Problem to solve: The exercise asks for every line of the data to be reproduced exactly.

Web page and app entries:
━━━
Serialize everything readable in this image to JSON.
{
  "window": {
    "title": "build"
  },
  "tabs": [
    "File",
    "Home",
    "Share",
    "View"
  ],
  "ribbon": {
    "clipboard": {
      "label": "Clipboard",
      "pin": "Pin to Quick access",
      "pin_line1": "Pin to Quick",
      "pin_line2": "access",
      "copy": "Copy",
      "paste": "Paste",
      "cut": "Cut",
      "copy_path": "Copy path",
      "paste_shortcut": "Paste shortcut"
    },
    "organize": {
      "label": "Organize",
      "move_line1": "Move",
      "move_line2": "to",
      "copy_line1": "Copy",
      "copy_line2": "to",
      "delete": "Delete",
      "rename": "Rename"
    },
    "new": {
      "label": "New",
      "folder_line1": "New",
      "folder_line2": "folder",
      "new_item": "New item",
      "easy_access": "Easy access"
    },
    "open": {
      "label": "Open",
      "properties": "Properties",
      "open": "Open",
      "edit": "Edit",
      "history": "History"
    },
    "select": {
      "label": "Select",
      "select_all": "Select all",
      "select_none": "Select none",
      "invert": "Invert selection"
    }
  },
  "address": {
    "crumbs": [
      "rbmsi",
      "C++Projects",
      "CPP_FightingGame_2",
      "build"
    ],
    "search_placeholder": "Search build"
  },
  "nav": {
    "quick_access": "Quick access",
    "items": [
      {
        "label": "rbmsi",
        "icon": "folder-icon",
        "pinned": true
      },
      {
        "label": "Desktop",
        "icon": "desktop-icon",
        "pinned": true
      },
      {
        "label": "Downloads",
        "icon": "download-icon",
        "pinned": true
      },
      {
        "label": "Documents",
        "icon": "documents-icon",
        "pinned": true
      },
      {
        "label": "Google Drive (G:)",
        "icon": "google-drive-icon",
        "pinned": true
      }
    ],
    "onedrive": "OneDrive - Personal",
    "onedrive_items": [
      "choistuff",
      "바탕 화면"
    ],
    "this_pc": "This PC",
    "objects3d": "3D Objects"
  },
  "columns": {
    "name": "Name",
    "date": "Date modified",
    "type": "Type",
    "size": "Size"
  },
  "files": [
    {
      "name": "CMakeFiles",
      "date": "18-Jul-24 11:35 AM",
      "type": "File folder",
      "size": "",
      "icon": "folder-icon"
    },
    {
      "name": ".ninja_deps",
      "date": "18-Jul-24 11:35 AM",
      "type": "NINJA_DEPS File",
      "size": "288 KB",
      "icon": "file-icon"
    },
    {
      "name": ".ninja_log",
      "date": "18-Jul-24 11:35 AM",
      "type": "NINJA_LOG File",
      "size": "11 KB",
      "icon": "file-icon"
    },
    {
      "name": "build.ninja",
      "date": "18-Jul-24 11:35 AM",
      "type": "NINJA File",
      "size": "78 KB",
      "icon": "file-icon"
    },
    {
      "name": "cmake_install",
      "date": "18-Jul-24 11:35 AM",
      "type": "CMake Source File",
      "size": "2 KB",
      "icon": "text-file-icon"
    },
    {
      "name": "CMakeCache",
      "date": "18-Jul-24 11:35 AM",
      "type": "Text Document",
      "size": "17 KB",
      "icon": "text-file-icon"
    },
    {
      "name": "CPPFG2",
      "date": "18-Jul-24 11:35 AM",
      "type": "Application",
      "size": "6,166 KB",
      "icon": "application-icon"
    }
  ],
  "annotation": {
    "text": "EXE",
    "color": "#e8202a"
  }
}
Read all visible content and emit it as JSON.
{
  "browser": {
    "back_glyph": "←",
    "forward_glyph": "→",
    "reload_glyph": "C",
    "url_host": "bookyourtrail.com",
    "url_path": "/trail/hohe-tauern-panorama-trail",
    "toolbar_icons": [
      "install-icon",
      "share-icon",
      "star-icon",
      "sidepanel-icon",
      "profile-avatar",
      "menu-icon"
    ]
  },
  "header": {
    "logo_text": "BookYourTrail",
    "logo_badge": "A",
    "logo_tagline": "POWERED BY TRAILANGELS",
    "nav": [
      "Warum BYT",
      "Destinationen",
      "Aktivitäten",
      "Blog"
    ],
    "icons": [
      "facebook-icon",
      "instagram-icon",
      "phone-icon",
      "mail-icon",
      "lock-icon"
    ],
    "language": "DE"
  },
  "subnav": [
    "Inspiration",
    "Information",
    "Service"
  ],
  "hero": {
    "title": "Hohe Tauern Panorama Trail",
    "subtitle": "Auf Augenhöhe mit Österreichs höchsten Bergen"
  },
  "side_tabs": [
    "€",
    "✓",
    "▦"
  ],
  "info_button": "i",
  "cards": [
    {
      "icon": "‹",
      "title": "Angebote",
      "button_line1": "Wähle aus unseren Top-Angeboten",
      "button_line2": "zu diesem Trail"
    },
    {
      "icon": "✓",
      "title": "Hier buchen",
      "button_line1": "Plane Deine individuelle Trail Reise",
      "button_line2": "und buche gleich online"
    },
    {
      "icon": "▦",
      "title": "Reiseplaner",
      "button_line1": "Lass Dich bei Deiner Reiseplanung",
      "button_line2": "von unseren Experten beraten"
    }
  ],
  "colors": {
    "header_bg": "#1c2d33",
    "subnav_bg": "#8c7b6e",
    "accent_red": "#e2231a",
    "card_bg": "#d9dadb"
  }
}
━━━
The completed task:
Serialize everything readable in this image to JSON.
{
  "window": {
    "title": "build"
  },
  "tabs": [
    "File",
    "Home",
    "Share",
    "View"
  ],
  "ribbon": {
    "clipboard": {
      "label": "Clipboard",
      "pin": "Pin to Quick access",
      "pin_line1": "Pin to Quick",
      "pin_line2": "access",
      "copy": "Copy",
      "paste": "Paste",
      "cut": "Cut",
      "copy_path": "Copy path",
      "paste_shortcut": "Paste shortcut"
    },
    "organize": {
      "label": "Organize",
      "move_line1": "Move",
      "move_line2": "to",
      "copy_line1": "Copy",
      "copy_line2": "to",
      "delete": "Delete",
      "rename": "Rename"
    },
    "new": {
      "label": "New",
      "folder_line1": "New",
      "folder_line2": "folder",
      "new_item": "New item",
      "easy_access": "Easy access"
    },
    "open": {
      "label": "Open",
      "properties": "Properties",
      "open": "Open",
      "edit": "Edit",
      "history": "History"
    },
    "select": {
      "label": "Select",
      "select_all": "Select all",
      "select_none": "Select none",
      "invert": "Invert selection"
    }
  },
  "address": {
    "crumbs": [
      "rbmsi",
      "C++Projects",
      "CPP_FightingGame_2",
      "build"
    ],
    "search_placeholder": "Search build"
  },
  "nav": {
    "quick_access": "Quick access",
    "items": [
      {
        "label": "rbmsi",
        "icon": "folder-icon",
        "pinned": true
      },
      {
        "label": "Desktop",
        "icon": "desktop-icon",
        "pinned": true
      },
      {
        "label": "Downloads",
        "icon": "download-icon",
        "pinned": true
      },
      {
        "label": "Documents",
        "icon": "documents-icon",
        "pinned": true
      },
      {
        "label": "Google Drive (G:)",
        "icon": "google-drive-icon",
        "pinned": true
      }
    ],
    "onedrive": "OneDrive - Personal",
    "onedrive_items": [
      "choistuff",
      "바탕 화면"
    ],
    "this_pc": "This PC",
    "objects3d": "3D Objects"
  },
  "columns": {
    "name": "Name",
    "date": "Date modified",
    "type": "Type",
    "size": "Size"
  },
  "files": [
    {
      "name": "CMakeFiles",
      "date": "18-Jul-24 11:35 AM",
      "type": "File folder",
      "size": "",
      "icon": "folder-icon"
    },
    {
      "name": ".ninja_deps",
      "date": "18-Jul-24 11:35 AM",
      "type": "NINJA_DEPS File",
      "size": "288 KB",
      "icon": "file-icon"
    },
    {
      "name": ".ninja_log",
      "date": "18-Jul-24 11:35 AM",
      "type": "NINJA_LOG File",
      "size": "11 KB",
      "icon": "file-icon"
    },
    {
      "name": "build.ninja",
      "date": "18-Jul-24 11:35 AM",
      "type": "NINJA File",
      "size": "78 KB",
      "icon": "file-icon"
    },
    {
      "name": "cmake_install",
      "date": "18-Jul-24 11:35 AM",
      "type": "CMake Source File",
      "size": "2 KB",
      "icon": "text-file-icon"
    },
    {
      "name": "CMakeCache",
      "date": "18-Jul-24 11:35 AM",
      "type": "Text Document",
      "size": "17 KB",
      "icon": "text-file-icon"
    },
    {
      "name": "CPPFG2",
      "date": "18-Jul-24 11:35 AM",
      "type": "Application",
      "size": "6,166 KB",
      "icon": "application-icon"
    }
  ],
  "annotation": {
    "text": "EXE",
    "color": "#e8202a"
  }
}
Read all visible content and emit it as JSON.
{
  "browser": {
    "back_glyph": "←",
    "forward_glyph": "→",
    "reload_glyph": "C",
    "url_host": "bookyourtrail.com",
    "url_path": "/trail/hohe-tauern-panorama-trail",
    "toolbar_icons": [
      "install-icon",
      "share-icon",
      "star-icon",
      "sidepanel-icon",
      "profile-avatar",
      "menu-icon"
    ]
  },
  "header": {
    "logo_text": "BookYourTrail",
    "logo_badge": "A",
    "logo_tagline": "POWERED BY TRAILANGELS",
    "nav": [
      "Warum BYT",
      "Destinationen",
      "Aktivitäten",
      "Blog"
    ],
    "icons": [
      "facebook-icon",
      "instagram-icon",
      "phone-icon",
      "mail-icon",
      "lock-icon"
    ],
    "language": "DE"
  },
  "subnav": [
    "Inspiration",
    "Information",
    "Service"
  ],
  "hero": {
    "title": "Hohe Tauern Panorama Trail",
    "subtitle": "Auf Augenhöhe mit Österreichs höchsten Bergen"
  },
  "side_tabs": [
    "€",
    "✓",
    "▦"
  ],
  "info_button": "i",
  "cards": [
    {
      "icon": "‹",
      "title": "Angebote",
      "button_line1": "Wähle aus unseren Top-Angeboten",
      "button_line2": "zu diesem Trail"
    },
    {
      "icon": "✓",
      "title": "Hier buchen",
      "button_line1": "Plane Deine individuelle Trail Reise",
      "button_line2": "und buche gleich online"
    },
    {
      "icon": "▦",
      "title": "Reiseplaner",
      "button_line1": "Lass Dich bei Deiner Reiseplanung",
      "button_line2": "von unseren Experten beraten"
    }
  ],
  "colors": {
    "header_bg": "#1c2d33",
    "subnav_bg": "#8c7b6e",
    "accent_red": "#e2231a",
    "card_bg": "#d9dadb"
  }
}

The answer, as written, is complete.